Chesham Place: March 15, 1850. My dear Lord, I am much obliged to your Grace for sending me the letter of the Bishop of London. I am sorry to learn that he expects a secession from the Church, more especially on the ground of the late decision given by the Judicial Committee of Privy Council. For that decision, as I understand it, does not oblige any member of the Church to espouse the opinions of Mr. Gorham, and to renounce those of the Bishop of Exeter. It only pronounces that the opinions held by Mr. Gorham, respecting baptismal regeneration, do not disqualify him from holding a benefice in the Church to which he has been lawfully presented. This view of the case induces me to be very watchful in respect to any proposed tribunal to judge of doctrine. For, if such tribunal were to exclude from benefices all clergymen whose doctrines on various matters of controversy did not agree with those of the majority of that tribunal, we should infallibly lose that freedom of judgment on nice points of doctrine which has at all times been the characteristic of our Protestant Church. . . . If for

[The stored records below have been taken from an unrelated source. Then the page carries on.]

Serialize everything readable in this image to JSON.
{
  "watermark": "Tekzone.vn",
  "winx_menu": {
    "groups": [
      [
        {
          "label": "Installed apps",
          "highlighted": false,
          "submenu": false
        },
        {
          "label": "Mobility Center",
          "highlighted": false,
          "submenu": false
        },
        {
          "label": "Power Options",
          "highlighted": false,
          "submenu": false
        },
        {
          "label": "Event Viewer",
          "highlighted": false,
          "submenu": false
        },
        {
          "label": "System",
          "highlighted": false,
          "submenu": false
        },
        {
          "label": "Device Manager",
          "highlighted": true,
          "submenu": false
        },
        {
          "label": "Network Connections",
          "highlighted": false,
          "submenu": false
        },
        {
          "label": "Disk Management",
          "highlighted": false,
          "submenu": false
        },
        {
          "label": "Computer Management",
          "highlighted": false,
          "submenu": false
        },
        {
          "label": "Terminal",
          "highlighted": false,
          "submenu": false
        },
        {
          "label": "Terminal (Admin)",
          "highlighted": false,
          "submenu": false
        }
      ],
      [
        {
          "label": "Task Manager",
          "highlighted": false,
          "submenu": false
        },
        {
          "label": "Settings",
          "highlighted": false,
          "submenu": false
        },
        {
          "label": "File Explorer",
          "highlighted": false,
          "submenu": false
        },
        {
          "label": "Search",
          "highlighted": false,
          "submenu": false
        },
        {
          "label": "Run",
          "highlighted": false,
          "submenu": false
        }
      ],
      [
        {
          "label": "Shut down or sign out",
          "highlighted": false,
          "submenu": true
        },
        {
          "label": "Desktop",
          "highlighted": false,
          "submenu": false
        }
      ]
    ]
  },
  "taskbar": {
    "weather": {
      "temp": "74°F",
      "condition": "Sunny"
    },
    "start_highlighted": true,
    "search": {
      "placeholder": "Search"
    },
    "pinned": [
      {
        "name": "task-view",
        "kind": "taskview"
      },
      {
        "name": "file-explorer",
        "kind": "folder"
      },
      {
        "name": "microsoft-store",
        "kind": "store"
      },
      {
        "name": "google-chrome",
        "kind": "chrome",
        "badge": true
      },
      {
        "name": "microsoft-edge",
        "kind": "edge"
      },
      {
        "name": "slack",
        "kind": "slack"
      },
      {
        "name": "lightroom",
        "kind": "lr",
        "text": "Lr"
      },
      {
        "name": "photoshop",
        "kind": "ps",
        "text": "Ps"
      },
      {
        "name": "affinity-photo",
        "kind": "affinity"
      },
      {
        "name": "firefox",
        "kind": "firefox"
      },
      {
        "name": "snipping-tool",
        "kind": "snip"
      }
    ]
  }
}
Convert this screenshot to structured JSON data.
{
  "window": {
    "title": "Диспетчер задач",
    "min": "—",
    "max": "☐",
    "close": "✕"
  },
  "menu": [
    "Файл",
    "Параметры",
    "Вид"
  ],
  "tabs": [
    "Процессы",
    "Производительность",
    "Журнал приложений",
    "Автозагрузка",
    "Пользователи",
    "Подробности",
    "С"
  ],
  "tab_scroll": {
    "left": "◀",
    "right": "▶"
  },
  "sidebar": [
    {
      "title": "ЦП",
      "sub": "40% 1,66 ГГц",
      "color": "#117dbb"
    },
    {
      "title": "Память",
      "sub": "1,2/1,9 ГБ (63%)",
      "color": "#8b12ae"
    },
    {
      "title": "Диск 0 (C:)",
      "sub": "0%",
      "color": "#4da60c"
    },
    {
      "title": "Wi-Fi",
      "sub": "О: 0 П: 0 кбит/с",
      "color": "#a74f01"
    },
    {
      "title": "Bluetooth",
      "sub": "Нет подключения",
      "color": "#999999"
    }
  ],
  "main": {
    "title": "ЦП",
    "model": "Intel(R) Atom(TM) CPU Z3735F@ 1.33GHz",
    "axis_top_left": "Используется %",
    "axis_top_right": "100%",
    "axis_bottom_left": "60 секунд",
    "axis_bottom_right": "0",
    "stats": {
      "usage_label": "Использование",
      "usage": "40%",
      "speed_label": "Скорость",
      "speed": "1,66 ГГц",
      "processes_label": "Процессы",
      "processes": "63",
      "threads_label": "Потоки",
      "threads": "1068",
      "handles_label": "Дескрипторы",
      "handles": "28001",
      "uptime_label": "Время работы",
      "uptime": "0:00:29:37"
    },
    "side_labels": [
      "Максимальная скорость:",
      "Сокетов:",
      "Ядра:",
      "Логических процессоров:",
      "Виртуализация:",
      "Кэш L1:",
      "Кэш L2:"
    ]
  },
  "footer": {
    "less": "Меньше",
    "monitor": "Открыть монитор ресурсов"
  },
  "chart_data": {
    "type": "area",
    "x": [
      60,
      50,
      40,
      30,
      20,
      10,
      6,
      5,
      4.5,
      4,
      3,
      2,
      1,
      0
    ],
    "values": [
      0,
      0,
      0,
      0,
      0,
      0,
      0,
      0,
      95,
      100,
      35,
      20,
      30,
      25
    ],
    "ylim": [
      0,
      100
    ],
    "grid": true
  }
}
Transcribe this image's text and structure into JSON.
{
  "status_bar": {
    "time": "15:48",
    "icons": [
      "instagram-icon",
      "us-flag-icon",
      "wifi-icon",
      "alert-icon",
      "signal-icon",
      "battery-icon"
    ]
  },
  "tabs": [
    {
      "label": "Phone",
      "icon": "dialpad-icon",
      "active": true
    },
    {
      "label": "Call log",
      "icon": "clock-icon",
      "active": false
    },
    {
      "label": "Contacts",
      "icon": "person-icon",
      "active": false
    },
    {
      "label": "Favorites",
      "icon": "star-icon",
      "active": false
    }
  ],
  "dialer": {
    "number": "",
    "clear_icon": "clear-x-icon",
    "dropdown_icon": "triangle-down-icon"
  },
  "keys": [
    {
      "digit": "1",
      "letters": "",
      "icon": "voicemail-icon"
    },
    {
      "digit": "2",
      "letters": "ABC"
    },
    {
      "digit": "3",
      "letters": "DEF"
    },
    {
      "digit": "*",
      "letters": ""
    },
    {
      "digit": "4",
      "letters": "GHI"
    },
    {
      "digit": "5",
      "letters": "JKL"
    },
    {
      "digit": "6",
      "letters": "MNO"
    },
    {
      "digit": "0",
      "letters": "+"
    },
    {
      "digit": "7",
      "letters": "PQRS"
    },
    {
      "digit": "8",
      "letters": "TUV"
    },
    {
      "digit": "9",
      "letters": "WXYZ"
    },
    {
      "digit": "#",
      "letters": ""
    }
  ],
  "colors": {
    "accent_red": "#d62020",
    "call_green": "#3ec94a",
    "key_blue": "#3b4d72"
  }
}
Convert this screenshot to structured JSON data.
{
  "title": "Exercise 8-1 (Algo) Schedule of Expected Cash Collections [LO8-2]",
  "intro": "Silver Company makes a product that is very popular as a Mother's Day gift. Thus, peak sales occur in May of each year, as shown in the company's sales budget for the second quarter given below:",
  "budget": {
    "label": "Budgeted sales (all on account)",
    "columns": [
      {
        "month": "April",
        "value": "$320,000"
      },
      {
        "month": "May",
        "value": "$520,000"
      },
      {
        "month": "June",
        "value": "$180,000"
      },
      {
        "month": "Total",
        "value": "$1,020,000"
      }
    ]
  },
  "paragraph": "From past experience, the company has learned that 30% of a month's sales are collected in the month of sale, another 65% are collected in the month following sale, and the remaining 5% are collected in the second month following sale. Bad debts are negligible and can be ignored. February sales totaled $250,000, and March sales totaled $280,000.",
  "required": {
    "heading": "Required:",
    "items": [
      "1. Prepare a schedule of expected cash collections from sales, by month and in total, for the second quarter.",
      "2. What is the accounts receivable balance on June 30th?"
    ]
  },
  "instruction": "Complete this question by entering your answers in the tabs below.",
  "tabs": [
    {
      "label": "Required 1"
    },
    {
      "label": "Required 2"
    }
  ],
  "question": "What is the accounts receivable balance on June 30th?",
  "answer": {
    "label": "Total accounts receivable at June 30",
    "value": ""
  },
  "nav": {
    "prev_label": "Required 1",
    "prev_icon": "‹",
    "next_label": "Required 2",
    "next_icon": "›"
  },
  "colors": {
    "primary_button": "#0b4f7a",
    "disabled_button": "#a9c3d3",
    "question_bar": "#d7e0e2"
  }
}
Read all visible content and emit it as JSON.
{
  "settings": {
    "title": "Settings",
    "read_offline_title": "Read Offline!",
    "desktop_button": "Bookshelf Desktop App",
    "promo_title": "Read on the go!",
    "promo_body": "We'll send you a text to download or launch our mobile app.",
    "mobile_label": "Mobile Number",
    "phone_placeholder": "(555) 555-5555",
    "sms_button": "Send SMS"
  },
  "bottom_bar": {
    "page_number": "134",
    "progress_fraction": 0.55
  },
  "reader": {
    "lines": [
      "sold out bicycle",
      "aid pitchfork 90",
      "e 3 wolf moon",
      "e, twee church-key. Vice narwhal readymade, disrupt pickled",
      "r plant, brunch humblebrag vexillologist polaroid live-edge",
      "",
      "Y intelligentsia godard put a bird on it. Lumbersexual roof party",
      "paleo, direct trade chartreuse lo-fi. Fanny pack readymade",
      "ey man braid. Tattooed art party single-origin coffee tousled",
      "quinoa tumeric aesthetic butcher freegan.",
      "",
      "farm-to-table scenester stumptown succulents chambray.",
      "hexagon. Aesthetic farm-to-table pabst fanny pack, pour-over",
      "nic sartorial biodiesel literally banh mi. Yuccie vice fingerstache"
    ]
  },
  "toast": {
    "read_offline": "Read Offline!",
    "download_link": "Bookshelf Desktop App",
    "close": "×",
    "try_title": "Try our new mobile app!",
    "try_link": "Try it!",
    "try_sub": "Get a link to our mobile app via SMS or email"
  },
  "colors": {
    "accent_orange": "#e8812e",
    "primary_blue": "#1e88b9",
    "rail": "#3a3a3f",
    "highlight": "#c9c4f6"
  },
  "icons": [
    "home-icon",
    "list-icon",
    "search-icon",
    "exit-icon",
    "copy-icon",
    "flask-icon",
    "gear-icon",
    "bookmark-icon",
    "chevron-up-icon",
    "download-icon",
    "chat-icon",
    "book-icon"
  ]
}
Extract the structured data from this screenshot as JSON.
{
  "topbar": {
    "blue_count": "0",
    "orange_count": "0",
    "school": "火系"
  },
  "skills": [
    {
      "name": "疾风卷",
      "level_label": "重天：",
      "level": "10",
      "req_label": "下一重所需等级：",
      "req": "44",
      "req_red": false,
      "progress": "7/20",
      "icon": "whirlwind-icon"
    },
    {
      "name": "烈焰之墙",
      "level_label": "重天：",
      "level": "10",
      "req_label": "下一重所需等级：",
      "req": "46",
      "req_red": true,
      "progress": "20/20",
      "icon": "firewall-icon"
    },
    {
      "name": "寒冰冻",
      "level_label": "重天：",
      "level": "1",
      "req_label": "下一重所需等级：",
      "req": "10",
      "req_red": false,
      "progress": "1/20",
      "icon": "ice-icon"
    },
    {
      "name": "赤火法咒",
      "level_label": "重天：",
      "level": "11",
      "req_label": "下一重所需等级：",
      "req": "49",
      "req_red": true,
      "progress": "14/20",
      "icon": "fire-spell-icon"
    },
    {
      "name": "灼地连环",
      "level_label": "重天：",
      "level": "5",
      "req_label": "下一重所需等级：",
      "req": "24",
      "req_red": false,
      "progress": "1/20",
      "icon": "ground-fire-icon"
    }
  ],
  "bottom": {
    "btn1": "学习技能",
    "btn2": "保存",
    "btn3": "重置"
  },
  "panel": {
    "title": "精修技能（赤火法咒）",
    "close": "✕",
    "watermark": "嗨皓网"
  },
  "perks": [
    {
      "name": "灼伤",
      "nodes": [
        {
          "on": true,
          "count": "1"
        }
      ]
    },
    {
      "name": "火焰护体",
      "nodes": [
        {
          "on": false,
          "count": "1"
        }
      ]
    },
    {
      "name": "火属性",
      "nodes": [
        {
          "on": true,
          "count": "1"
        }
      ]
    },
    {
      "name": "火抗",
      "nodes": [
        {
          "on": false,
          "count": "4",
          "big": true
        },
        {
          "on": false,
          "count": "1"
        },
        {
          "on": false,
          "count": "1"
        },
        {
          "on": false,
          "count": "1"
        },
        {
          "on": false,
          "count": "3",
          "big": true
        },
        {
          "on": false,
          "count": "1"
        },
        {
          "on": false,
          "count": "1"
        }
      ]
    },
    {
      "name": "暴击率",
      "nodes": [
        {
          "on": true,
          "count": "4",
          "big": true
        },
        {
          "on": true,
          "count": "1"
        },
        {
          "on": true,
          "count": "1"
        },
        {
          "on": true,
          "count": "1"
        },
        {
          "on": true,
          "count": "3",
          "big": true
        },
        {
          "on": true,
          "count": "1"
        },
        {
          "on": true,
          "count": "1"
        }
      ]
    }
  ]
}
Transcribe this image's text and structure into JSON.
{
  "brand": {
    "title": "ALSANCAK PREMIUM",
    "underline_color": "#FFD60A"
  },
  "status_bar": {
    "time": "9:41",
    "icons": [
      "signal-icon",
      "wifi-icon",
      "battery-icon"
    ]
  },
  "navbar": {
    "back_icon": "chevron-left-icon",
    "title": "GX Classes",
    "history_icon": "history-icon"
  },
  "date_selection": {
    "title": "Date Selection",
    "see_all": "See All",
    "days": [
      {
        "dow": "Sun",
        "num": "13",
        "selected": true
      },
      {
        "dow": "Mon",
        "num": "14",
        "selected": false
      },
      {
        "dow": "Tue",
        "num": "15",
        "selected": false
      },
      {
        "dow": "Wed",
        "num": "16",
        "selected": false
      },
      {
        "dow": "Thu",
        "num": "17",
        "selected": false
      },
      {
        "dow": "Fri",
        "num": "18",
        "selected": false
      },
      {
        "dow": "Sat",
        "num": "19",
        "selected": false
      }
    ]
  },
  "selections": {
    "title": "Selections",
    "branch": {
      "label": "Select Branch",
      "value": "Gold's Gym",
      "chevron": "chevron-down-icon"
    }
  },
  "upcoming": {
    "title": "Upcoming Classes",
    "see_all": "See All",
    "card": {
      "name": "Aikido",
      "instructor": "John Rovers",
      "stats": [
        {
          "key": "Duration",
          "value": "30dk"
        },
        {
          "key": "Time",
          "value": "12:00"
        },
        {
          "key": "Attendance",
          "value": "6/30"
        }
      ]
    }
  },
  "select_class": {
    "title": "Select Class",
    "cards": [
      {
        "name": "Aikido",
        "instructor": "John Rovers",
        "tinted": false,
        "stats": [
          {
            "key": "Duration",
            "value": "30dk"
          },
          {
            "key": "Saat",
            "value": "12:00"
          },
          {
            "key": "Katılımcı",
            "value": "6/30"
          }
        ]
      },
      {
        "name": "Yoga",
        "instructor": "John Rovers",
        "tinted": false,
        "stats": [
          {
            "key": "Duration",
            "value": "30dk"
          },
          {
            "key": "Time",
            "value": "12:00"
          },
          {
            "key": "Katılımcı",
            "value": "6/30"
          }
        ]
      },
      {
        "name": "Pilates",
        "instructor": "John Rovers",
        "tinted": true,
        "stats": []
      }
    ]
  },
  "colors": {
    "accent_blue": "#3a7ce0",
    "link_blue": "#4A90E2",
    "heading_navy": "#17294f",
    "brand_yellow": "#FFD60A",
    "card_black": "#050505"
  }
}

.. the present constitution of the Judicial Committee of Privy Council we were to substitute the Upper House of Convocation with the addition of some learned judges, I fear we should subject the rights and privileges of the clergy, and the patrons of livings, to an ecclesiastical body more intent on theology than on law and liberty; put in hazard the Queen's supremacy over all matters in the Church, spiritual as well as temporal; and revive those fierce disputes which, at the beginning of the last century, made the meetings of Convocation a scandal and a public nuisance. I should be quite ready to concur in the plan of adding any bishops, who may be of the Privy Council, to the present Court of Appeal ; and I am sorry to see that the Bishop of London says that such a plan would be wholly useless and unsatisfactory. Such being the case, I do not see that anything can be done at present. Indeed, I fear that nothing but the erection of a priestly supremacy over the Crown and people would satisfy the party in the Church who now take the lead in agitation. I request you to give a copy of this letter to the Bishop of London, and remain, &c.,
J. RUSSELL. The Archbishop of Canterbury.
It is the essential characteristic of faith that it cannot be assaulted by reason; and the position of the High Church party, relying more and more on authority, could not be shaken by Lord John's arguments. But the decision of the Privy Council produced a prodigious ferment, and, throughout the summer